The truth of the matter is that there will always be a portion of the population that will consume drugs and get severely addicted. They aren’t bad people. They typically come from broken, fatherless homes – they have little perceived support and have little self control.
But it’s important to understand that this is a small portion of drug users. This isn’t the norm. The vast majority of drug users, whether they consume cannabis, psychedelics, or other drugs – do not develop an addiction.
The vast majority of drug users, save highly addictive ones (that I argue we should give for free), they can consume and leave it without a problem.
Yet, we decided to punish everyone for the faults of a few. If this is the case, then we should also ban fast food for the obese, since this is the number one killer in their demographic and they too are addicted. They too cost the taxpayer billions annually…but if we go down that road – can we call ourselves a free society?
Our job is not to control other people’s behavior, but empower them to make better choices. We do this by accepting their condition, by providing safer alternatives, and saying, “If you want out of the addiction cycle – you can walk this way and we can help you…but it’s your choice!
I believe this is the only way to deal with dangerous drug addiction, while reducing the influence of the black market on drugs in general.
More importantly, removing the Drug War mechanisms that have only served as a cancer on society is of paramount importance if we ever want to achieve a state of actual liberty. We need to recognize that people will use drugs, and that is their choice…and that’s okay as long as they aren’t hurting others.

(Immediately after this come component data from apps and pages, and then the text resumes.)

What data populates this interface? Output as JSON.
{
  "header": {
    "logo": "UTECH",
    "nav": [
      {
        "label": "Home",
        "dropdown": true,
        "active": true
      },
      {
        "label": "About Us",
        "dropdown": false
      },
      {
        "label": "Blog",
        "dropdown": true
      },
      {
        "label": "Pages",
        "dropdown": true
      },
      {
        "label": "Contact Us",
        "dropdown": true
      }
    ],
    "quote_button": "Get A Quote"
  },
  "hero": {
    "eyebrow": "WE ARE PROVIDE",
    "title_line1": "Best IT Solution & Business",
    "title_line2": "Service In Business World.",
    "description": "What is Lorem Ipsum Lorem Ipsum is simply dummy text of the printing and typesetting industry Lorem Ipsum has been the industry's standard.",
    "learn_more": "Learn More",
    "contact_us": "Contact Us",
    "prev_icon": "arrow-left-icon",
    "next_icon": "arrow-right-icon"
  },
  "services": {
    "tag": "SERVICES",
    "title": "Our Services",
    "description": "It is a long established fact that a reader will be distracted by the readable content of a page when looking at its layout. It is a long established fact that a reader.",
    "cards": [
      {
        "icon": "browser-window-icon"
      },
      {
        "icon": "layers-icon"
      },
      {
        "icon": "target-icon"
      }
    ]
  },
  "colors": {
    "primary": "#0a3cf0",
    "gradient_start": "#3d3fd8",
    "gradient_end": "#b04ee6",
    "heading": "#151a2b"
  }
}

And that’s what I believe after 15 years of writing on these topics…